Le Centre de Yoga du Marais will be observing the International Day of Peace on Sunday the 24th, with free classes all day.  I will be teaching a small 45mn class at 15h.  I would love to see some of you there to share our practice together in the meaning of Peace.

Here is a link to learn more about the open house.  http://www.yogamarais.com/yoga-workshopsateliers/

To celebrate these two beautiful days, the Autumn Equinox and the International Day of Peace, we will use a heart opening sequence. Allowing us to be more receptive of giving and receiving of compassion, as well as understanding during this time of year that we observe duality in ourselves and the world.

Yogis believe that the change of the seasons is a powerful time for our bodies energetically.  With the Autumn Equinox on Friday the 22nd this is a perfect time to bring balance to the mind, body and spirit.  Its is a time when there is duality between light and dark. The same duality that exists in each of us.  It is a time to prepare the body to rest after all the growth that the spring and summer months brought.  A time to reflect and transform.

Take this time to set intentions, and realign the body mentally, emotionally, spiritually, and physically so that we can be open for greater growth, understanding, and peace.

I hope this weeks practice will help prepare our mind, body and spirit move into to this beautiful transitional time of year with ease. Balancing the energies of the mind and body to align our bodies to the natural rhythms of the earth and the suns’ cycles so we can enjoy rest, contemplation and renewal during this dormant phase of the year, like trees shedding their leaves, to feel lighter we too can enjoy the sensation of letting go. 

X Om Shanti, Shanti, Shanti


Class Theme: Balancing the Sacrum


In Saturdays class there was a question, “Can we stretch and rebalance our sacrum?” The answer. You can not stretch it directly, but you can use stretching of the surrounding muscles with certain asanas/postures to help bring it back to place, and I will show you this week in class.  😉

First a little anatomy.  Where and what is the sacrum?

Your sacrum is a small bone at the base of your spine that looks like an upside-down triangle. Found in the middle of your two hip bones, the ilia. These bones connect the spine to your legs. The sacrum is actually made up of five vertebrae that fuse together between age 18 to 30. The coccyx, which is located under the sacrum, and is made of three to five vertebrae that are naturally fused together. There is also a joint between the sacrum and the ilia, called the sacroiliac joint, or SI joint. I wont even mention all the ligaments connecting all these bones together making the sacrum really at the mercy of the muscles and bones that surround it.

Stretch too far or have a hard fall and it can shift out of place.
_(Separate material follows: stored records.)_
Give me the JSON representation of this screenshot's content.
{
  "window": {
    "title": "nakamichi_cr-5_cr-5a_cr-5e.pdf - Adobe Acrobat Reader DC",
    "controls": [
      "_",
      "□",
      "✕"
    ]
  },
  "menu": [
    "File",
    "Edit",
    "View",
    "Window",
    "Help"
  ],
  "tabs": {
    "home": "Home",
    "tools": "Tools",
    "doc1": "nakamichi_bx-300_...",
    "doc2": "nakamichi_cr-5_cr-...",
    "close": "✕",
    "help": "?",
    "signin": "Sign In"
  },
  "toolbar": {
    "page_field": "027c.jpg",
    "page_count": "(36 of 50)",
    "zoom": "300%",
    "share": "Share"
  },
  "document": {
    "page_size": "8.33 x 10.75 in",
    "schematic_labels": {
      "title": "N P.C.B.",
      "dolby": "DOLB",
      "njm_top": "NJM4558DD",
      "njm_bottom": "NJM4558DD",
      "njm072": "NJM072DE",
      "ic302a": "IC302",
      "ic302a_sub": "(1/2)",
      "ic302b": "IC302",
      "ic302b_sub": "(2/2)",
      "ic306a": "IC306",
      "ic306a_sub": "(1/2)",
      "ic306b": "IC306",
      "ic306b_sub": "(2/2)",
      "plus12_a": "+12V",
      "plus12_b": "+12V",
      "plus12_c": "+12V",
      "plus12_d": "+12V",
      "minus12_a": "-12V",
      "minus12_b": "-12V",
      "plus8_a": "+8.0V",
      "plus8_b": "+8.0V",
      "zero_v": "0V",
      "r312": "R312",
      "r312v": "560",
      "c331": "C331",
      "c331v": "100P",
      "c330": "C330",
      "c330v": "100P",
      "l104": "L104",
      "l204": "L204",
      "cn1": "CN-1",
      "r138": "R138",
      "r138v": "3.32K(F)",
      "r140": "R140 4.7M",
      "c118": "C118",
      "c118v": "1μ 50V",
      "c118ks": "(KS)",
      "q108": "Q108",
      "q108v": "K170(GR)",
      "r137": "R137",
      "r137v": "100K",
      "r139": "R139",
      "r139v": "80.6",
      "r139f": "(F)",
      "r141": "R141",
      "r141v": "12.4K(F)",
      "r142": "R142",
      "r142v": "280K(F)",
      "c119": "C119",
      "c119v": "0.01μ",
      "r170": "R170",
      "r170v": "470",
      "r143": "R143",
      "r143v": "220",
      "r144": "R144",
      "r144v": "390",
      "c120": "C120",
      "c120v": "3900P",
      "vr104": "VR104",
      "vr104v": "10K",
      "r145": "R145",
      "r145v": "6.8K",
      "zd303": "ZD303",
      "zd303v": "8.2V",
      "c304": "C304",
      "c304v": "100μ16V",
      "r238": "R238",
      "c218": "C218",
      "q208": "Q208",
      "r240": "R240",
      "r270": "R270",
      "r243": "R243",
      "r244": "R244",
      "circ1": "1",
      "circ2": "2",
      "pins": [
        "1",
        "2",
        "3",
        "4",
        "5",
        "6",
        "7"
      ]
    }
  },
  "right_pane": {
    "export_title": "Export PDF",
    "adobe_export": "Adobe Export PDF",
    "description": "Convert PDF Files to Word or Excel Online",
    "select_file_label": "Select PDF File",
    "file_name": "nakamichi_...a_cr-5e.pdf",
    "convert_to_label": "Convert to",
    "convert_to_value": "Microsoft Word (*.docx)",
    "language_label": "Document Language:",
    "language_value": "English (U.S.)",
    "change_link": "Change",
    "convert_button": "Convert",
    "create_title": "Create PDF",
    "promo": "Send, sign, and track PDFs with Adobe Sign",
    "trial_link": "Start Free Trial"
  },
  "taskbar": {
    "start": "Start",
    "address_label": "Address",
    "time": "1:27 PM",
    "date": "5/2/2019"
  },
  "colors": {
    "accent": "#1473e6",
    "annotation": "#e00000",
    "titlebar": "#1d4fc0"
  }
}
Any injury to your sacrum you’ll probably only feel a dull pain. Instead of pain radiating down into your leg like some back injuries, a sacrum injury will hurt right in the area of the sacrum, the lowest part of your spine. As mentioned above, with the help of certain asanas stretching the surrounded muscles to reposition and aid in your recovery process.

We will focus on the asanas that stretch the folowing muscles; psoas (runing from the thigh bone through the length of the abs, originating on the lowest thoracic vertebra and each of the five lumbar vertebrae of the lower back, and extending down through the pelvis to attach on the inside of the upper femur, crossing three major joints—the hip socket, the joint between the lumbar spine, the sacrum, and the sacroiliac joint), piriformis (its most fundamental job is to provide stability to your sacrum, it sits behind the hip sockets, extending from the upper, outer corner of each femur to the sacrum), hip flexors (muscles across the front of the hips that affect the position of the pelvis, which in turn affects the position and movement of the lower back), and last but not least rectus femoris (part of the quadriceps muscle on the front of the thigh, runs down the center of the thigh, and inserts on the shinbone (tibia) just below the knee extending and straightening the knee, and also flexes the hip).

Come join us this week and get a good anatomy lesson as well as bring a little more balance to your sacrum, relieving tension in the lower back.

X Om Shanti